Pollution, illegal hunting threaten fisheries in Turkey's Marmara Sea
BANDIRMA, Balıkesir - Anatolia News Agency | 3/4/2011 12:00:00 AM |
Reduced levels of oxygen in the water and illegal fishing methods have hurt fishing in the Marmara Sea, the head of the local Chamber of Commerce has said.
Reduced levels of oxygen in the water and the use of illegal fishing methods have hurt the fishing business in Turkey’s Marmara Sea, according to Osman Kocaman, the head of the Chamber of Commerce in Bandırma.
“Last fall was not fruitful for the fishing business in the Marmara region. There are no fish in the Black Sea at the moment. Only the anchovy was good in the fall, Kocaman, who owns a fish exporting company in Bandırma, an industrialized seaside district in the province of Balıkesir, told the Anatolia news agency.
“Normally the catch volume rises in spring in the Marmara and the Aegean, but we haven’t got much hope for this year,” he said.
Fish prices have increased seriously in the last two months, said Kocaman, who is also the head of an adaptation commission to the European Union at the Turkish Union of Chambers and Commodities Exchanges, or TOBB.
“Migratory fish pass through the Marmara Sea on their way to the Black Sea, where they lay their eggs, and come back in the fall,” he said. “But the fish stopped staying long in the Marmara Sea to feed due to the lack of oxygen in water, which affects fisheries negatively.”
The main reason for the decline in oxygen levels is pollution, Kocaman said. He added that the drop in fish populations is also due to trawl-net fishing, an illegal method that destroys the sea bottom, where fish lay their eggs, and catches even very small fish that have yet to reproduce.
“Especially in the Istanbul strait, fishers openly fish with trawl nets until the morning. The Bosphorus is a cone that collects fish from the Aegean and the Black Sea. The small blue fish hunters trawl here,” he said. “If this is not prevented and the pollution is not stopped, all predictions on developing fisheries here are nothing but a dream. If we cannot halt illegal practices on the sea, the fisheries will die.”

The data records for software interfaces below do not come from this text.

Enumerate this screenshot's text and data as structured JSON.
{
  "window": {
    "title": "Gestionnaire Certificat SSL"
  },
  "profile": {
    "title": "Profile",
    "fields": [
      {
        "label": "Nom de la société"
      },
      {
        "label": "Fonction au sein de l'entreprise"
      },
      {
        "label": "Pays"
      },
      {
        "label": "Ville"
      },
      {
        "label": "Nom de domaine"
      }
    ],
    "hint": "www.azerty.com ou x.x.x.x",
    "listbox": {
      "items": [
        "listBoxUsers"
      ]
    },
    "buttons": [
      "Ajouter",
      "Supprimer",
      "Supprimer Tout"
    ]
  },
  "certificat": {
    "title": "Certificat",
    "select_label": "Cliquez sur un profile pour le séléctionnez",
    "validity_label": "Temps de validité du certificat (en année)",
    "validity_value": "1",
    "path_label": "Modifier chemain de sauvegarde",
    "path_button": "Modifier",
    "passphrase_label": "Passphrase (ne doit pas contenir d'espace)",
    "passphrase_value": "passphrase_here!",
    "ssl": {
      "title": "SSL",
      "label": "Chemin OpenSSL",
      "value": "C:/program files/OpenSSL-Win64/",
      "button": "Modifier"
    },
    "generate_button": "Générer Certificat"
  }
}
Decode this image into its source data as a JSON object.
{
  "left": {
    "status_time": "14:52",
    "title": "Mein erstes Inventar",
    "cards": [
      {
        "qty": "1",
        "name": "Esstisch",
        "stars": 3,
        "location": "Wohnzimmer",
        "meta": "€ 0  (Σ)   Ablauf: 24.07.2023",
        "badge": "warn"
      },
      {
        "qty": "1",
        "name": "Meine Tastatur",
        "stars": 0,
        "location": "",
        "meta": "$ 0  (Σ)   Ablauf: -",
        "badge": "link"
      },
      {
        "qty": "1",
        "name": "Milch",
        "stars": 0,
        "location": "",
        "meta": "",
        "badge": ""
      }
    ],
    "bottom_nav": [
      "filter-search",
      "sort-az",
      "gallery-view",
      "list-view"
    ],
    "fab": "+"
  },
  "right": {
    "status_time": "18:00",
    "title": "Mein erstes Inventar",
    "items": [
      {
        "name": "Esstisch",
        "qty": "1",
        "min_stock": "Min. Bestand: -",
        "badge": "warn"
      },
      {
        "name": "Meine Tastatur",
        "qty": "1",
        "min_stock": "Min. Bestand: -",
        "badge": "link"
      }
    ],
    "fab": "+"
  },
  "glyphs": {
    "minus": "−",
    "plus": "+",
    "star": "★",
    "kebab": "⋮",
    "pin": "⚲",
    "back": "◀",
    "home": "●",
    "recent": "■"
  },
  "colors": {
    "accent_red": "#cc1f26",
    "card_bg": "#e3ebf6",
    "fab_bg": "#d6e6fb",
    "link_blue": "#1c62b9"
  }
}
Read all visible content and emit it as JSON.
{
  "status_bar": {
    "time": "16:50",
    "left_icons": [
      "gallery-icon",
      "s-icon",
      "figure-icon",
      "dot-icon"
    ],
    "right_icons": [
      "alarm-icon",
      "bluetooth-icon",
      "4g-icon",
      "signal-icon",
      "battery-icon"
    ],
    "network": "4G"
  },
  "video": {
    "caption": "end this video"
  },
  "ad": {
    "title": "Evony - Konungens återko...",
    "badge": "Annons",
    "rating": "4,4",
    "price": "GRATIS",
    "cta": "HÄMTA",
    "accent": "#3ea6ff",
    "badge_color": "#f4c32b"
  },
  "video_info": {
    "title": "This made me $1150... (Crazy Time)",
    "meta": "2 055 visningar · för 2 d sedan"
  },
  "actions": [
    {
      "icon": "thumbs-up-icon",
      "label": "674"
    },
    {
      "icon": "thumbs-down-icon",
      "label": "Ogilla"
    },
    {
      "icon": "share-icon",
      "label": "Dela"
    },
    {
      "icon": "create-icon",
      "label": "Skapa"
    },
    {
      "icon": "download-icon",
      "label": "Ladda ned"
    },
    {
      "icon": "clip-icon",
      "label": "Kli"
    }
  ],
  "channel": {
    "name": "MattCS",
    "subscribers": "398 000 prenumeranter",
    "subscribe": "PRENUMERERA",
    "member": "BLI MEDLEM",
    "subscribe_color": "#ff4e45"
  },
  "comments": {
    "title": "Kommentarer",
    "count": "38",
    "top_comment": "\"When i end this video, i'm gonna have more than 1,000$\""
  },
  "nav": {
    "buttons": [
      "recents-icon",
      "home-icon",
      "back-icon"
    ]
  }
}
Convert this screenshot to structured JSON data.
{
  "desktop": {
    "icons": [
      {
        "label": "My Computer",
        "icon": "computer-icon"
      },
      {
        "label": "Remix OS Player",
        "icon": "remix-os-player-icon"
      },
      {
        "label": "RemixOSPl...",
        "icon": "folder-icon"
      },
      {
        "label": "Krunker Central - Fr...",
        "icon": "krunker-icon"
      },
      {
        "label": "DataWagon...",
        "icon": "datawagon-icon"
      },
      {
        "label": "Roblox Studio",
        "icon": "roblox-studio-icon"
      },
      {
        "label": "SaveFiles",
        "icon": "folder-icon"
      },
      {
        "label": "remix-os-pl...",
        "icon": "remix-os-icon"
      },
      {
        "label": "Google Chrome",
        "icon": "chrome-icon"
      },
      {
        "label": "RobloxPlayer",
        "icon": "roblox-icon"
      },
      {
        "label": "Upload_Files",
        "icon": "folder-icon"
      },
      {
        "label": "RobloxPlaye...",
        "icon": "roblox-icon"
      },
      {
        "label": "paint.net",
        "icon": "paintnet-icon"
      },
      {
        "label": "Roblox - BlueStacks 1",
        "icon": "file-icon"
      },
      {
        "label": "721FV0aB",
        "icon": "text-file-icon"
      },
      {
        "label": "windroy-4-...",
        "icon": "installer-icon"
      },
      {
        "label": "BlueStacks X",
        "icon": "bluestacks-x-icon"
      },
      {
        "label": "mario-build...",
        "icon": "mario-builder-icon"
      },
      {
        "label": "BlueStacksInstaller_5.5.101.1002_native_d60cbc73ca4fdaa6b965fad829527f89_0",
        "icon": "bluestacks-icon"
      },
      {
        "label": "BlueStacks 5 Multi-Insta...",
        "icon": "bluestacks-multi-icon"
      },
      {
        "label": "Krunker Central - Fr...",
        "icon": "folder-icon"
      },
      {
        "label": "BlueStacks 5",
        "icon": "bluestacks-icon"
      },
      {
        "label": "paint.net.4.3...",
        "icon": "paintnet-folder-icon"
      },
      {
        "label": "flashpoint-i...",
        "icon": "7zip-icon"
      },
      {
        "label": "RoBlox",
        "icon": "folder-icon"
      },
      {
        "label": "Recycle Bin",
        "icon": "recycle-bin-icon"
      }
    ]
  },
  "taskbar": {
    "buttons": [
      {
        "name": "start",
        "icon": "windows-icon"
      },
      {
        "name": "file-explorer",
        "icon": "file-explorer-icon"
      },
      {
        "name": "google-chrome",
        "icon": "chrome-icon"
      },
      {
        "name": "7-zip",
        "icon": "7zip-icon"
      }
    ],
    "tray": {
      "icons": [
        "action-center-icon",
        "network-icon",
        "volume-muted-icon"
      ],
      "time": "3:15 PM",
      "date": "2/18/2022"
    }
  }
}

The chamber head said that just having an Aquaculture Department within the Agriculture and Rural Affairs Ministry is not enough to solve the problems facing fisheries. The EU demands the foundation of an Aquaculture General Directorate, he said, adding that the local directorates of the ministry do not have enough staff to inspect or support the sector.